[[ Record extracts, beginning ]]
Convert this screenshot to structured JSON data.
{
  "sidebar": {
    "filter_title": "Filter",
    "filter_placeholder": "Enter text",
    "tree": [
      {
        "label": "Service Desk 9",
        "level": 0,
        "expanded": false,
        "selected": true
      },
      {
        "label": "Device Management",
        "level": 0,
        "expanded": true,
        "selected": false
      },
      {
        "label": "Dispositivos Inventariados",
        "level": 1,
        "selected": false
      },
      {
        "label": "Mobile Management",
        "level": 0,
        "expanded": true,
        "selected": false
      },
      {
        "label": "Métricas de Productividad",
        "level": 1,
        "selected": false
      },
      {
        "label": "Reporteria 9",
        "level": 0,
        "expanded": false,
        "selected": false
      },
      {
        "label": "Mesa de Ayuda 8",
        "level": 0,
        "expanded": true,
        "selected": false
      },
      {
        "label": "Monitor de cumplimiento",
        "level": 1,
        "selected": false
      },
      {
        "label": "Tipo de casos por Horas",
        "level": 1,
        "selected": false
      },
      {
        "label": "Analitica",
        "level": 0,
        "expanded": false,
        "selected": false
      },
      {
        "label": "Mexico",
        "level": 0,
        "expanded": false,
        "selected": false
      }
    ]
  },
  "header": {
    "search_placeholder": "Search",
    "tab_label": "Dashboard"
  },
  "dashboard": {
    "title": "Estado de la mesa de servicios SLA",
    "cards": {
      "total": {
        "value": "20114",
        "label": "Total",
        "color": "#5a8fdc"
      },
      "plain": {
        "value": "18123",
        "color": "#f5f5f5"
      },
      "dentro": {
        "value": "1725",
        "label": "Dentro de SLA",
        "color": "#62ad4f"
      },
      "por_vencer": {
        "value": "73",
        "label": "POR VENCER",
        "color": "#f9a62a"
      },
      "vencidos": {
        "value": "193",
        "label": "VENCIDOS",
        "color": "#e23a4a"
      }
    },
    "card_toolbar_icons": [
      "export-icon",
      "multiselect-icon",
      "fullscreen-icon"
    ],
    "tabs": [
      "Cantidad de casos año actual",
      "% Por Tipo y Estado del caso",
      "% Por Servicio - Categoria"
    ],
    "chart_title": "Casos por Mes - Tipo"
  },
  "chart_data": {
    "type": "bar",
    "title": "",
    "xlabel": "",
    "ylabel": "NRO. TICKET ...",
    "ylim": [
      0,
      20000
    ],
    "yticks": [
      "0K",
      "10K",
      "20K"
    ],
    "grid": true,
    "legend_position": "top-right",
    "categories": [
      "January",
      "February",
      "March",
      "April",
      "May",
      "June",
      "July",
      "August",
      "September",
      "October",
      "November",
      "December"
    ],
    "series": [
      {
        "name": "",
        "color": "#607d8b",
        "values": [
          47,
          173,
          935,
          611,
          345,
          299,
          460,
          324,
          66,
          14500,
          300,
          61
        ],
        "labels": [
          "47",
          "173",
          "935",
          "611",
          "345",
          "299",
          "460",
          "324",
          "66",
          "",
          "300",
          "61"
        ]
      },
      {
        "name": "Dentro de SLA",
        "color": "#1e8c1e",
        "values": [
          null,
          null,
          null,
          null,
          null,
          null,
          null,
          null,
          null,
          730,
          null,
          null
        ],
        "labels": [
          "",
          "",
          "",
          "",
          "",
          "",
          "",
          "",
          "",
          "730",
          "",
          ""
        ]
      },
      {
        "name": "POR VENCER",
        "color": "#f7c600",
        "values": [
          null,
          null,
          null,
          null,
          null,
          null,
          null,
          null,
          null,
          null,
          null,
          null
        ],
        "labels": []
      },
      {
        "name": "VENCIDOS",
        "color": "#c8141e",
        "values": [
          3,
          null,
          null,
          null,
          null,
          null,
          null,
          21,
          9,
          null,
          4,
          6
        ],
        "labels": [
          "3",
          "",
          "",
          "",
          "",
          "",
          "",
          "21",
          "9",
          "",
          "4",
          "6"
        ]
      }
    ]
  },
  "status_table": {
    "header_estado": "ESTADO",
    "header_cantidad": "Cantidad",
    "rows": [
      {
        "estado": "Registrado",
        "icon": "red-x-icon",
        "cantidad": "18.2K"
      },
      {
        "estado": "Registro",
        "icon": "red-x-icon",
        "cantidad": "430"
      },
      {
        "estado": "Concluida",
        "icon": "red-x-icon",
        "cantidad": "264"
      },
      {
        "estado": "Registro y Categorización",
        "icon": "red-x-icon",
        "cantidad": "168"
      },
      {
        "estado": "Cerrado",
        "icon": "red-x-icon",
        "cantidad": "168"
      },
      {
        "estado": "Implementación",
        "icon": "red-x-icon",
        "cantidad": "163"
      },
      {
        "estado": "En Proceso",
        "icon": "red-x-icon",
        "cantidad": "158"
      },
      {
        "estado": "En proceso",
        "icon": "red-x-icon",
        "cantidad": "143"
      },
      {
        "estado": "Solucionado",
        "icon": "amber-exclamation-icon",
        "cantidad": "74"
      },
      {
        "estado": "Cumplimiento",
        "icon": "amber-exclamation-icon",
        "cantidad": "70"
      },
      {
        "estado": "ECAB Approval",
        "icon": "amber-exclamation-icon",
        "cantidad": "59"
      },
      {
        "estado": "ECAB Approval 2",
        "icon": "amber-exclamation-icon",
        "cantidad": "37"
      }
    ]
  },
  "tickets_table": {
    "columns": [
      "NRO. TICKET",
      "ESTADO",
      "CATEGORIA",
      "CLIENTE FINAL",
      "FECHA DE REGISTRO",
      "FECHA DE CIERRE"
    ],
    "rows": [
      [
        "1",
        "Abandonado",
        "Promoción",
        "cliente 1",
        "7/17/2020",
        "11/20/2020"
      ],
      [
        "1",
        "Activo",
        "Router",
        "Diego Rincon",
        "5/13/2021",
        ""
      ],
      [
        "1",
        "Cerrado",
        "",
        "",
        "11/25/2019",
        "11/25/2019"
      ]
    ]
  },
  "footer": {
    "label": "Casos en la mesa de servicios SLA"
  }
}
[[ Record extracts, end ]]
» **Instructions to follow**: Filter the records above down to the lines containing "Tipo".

» **Solution**:
        "label": "Tipo de casos por Horas",
      "% Por Tipo y Estado del caso",
    "chart_title": "Casos por Mes - Tipo"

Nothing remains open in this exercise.